“I think it’s been really important for England to show that we can win those titles at the World Cups and you start to see the benefits in a senior team when you’ve got three or four coming out of an age-group able to beat their peers on a world stage and it’s only good for English rugby.”
So what advice would Mullan have for players who might be running out at Allianz Park on Saturday for the U18 NatWest Cup and Vase semi finals who might want to make that step to U20 level, professional level, and perhaps even full England honours?
“I think firstly, to enjoy it, I mean we get told that even at a professional level. There’s no point in putting too much pressure on yourselves either as an individual or a team, but the biggest way you’re going to enjoy it is if you win the games so the next piece of advice would be just to give everything.”
“I mean there’s no better feeling than coming off the pitch having given your all and you can look at your teammates and know that they’ve given their all. Even if you end up losing the game, you know that everyone’s put everything into that performance and given yourselves the best chance of winning so enjoyment and just commit fully to it. And if you make those sacrifices that you have to whether it’s in preparation, training, or during the game itself.”

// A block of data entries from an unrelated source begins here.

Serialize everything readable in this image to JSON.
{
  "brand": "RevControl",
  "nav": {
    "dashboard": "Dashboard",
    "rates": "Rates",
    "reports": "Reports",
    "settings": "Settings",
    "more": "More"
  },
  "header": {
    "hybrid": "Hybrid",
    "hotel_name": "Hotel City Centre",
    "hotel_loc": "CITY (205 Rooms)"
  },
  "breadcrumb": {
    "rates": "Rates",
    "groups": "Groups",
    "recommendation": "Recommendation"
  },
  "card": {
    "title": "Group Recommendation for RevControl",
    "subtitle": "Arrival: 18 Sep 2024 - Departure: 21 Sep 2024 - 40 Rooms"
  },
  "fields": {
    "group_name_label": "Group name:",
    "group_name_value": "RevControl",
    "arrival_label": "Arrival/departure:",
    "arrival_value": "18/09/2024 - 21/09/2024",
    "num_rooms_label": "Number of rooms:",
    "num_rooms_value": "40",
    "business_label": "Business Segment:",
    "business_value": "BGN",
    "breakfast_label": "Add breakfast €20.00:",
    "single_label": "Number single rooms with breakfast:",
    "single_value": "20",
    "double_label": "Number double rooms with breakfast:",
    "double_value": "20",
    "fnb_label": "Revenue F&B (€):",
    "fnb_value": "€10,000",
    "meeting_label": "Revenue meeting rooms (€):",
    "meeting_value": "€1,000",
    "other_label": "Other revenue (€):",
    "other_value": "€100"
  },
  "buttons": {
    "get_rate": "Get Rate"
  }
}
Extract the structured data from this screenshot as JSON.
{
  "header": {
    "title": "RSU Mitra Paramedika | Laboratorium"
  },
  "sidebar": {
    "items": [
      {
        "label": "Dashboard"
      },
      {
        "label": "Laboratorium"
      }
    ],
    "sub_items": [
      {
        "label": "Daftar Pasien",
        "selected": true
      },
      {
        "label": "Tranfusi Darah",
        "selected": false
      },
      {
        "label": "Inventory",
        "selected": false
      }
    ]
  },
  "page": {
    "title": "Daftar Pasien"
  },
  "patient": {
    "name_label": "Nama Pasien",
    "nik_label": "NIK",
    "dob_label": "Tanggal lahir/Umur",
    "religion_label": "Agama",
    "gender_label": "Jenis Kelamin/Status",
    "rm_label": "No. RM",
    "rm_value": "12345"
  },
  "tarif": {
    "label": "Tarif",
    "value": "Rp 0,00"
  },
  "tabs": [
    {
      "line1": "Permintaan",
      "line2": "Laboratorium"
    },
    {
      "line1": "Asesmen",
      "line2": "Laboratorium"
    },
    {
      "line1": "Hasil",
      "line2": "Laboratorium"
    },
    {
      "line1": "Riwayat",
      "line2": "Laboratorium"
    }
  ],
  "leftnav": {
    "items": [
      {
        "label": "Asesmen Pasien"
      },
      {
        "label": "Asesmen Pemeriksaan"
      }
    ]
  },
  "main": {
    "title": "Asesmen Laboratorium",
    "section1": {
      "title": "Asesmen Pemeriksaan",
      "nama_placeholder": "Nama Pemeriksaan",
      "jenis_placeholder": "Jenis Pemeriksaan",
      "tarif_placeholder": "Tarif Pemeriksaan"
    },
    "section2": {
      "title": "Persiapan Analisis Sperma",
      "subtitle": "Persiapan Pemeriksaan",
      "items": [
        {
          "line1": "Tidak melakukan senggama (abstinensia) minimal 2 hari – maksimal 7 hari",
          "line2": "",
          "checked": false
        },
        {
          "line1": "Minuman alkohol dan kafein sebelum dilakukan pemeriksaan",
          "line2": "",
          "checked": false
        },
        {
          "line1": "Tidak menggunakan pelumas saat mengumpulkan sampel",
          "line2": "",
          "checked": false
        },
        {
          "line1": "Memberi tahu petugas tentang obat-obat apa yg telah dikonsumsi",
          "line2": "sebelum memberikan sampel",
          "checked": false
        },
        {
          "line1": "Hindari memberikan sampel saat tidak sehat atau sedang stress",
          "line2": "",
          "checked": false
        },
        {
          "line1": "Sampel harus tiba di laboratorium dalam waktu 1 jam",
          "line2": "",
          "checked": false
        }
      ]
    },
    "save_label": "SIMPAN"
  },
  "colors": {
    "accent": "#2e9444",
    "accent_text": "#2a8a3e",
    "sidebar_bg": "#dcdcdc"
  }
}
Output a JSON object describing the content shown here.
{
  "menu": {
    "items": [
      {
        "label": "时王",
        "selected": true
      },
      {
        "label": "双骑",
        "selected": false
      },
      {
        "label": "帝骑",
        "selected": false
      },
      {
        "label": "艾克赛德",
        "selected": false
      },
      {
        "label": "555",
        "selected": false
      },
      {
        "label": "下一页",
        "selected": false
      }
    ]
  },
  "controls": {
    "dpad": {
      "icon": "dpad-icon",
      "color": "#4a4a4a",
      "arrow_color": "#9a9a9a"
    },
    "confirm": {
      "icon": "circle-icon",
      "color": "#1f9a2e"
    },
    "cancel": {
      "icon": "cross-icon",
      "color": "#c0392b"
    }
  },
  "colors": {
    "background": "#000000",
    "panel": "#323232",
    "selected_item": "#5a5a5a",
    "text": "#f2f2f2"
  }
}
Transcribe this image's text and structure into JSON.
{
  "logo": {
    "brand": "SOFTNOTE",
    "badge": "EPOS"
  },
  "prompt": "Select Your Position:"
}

Enjoy it and work hard. It is certainly a sentiment that his old school will be taking on board as they prepare for their semi final against Whitgift on Saturday. Bromsgrove are looking like the side to beat once again, but as Mullan acknowledges, it’ll be tough.
“I watched their quarter final against RGS High Wycombe as I only live ten minutes away, so it was nice to be able to show my support. They’re going well again, hopefully they can make the final again but it’s going to be tough.”
Matt Mullan was speaking on behalf of England Rugby and official partner NatWest, proud supporters of school rugby. As a part of the NatWest Schools Cup 2016 30 school players are being offered the chance to attend an Academy Day at England’s training base. Follow NatWest Rugby on Facebook and Twitter for the latest news.